“We’re a different kind of campus,” Sciame-Giesecke said. “We have part-time and full-time students as well as younger students as well as adults.”
Several programs have been put in to place to encourage college completion. A few years ago a campaign called “complete in four” was started and asked students to declare a graduate date.
“We found when we asked students when they were going to graduation, many didn’t have a clear date in mind,” Sciame-Giesecke said. “We wanted them to see the end of the light at the tunnel.”
Each student who participated got a button with their year and a card with an app that helped map out the four-year plan.
After success with that campaign, a program was created to push earning 120 credits. Each time a student reaches 30, 60, 90 and then 120 credits they receive a button that says “got 30,” “got 60,” and so on, all the way up to 120. Students also received a letter from Sciame-Giesecke that congratulated them each step of the way.
There has also been an initiative to encourage taking 15 credit hours, a pace that allows students to graduate in four years.
“We don’t want to make someone feel like they’re a failure if they can’t complete school in four years,” Sciame-Giesecke said. “We simply want them to set a clear plan on when they’re going to graduate.”
The overall goal is completion, a challenge the state has identified, Sciame-Giesecke said.
“We will continue to set a goal each year and move that needle as best as we can,” Sciame-Giesecke said. “We have always been focused on completion and will continue to be.”
THE MOST COMPLEXSTUDENT BODY
Ivy Tech is also focused on college completion.

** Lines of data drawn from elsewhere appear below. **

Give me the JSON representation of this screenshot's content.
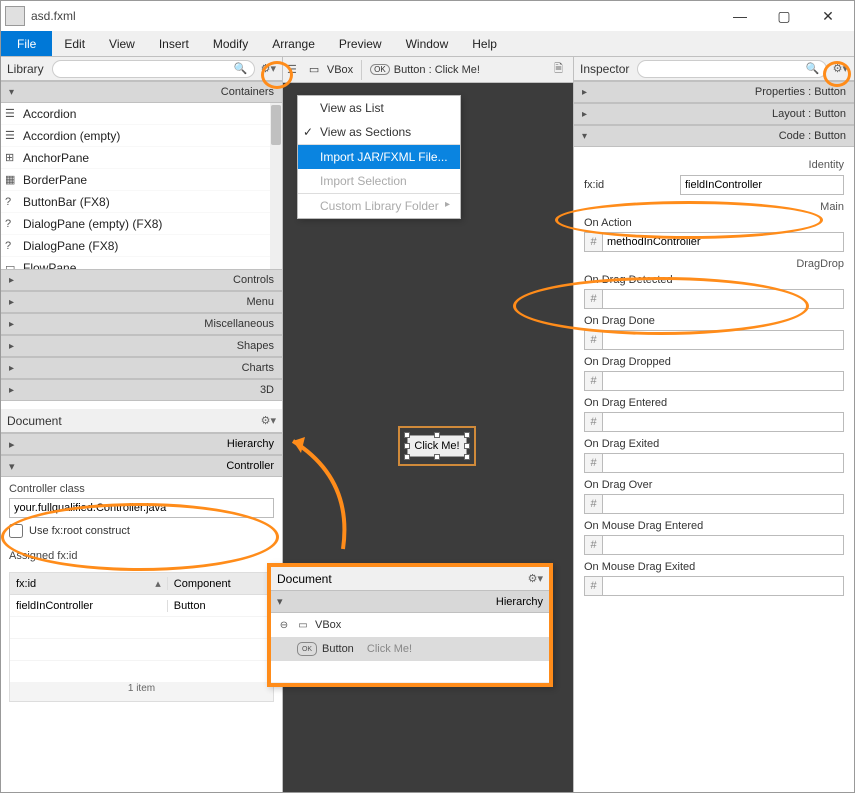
{
  "window": {
    "title": "asd.fxml"
  },
  "menubar": [
    "File",
    "Edit",
    "View",
    "Insert",
    "Modify",
    "Arrange",
    "Preview",
    "Window",
    "Help"
  ],
  "library": {
    "title": "Library",
    "search": "",
    "sections": {
      "containers": {
        "label": "Containers",
        "items": [
          "Accordion",
          "Accordion  (empty)",
          "AnchorPane",
          "BorderPane",
          "ButtonBar   (FX8)",
          "DialogPane (empty)   (FX8)",
          "DialogPane   (FX8)",
          "FlowPane"
        ]
      },
      "others": [
        "Controls",
        "Menu",
        "Miscellaneous",
        "Shapes",
        "Charts",
        "3D"
      ]
    }
  },
  "popup": {
    "view_list": "View as List",
    "view_sections": "View as Sections",
    "import_jar": "Import JAR/FXML File...",
    "import_sel": "Import Selection",
    "custom_folder": "Custom Library Folder"
  },
  "breadcrumb": {
    "vbox": "VBox",
    "button": "Button : Click Me!"
  },
  "document": {
    "title": "Document",
    "hierarchy": "Hierarchy",
    "controller": "Controller",
    "ctl_class_label": "Controller class",
    "ctl_class_value": "your.fullqualified.Controller.java",
    "use_fxroot": "Use fx:root construct",
    "assigned_label": "Assigned fx:id",
    "tbl": {
      "col1": "fx:id",
      "col2": "Component",
      "row1c1": "fieldInController",
      "row1c2": "Button",
      "footer": "1 item"
    }
  },
  "editor": {
    "button_text": "Click Me!"
  },
  "hierpop": {
    "title": "Document",
    "section": "Hierarchy",
    "vbox": "VBox",
    "btn_label": "Button",
    "btn_text": "Click Me!"
  },
  "inspector": {
    "title": "Inspector",
    "sections": {
      "properties": "Properties : Button",
      "layout": "Layout : Button",
      "code": "Code : Button"
    },
    "identity": "Identity",
    "fxid_label": "fx:id",
    "fxid_value": "fieldInController",
    "main": "Main",
    "onaction_label": "On Action",
    "onaction_value": "methodInController",
    "dragdrop": "DragDrop",
    "drag_fields": [
      "On Drag Detected",
      "On Drag Done",
      "On Drag Dropped",
      "On Drag Entered",
      "On Drag Exited",
      "On Drag Over",
      "On Mouse Drag Entered",
      "On Mouse Drag Exited"
    ]
  }
}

There has been an increase in graduation rates each of the last few years which result in awarding record numbers of credentials year after year, according to Jeff Fanter, vice president for student experience, communications and marketing at Ivy Tech Community College.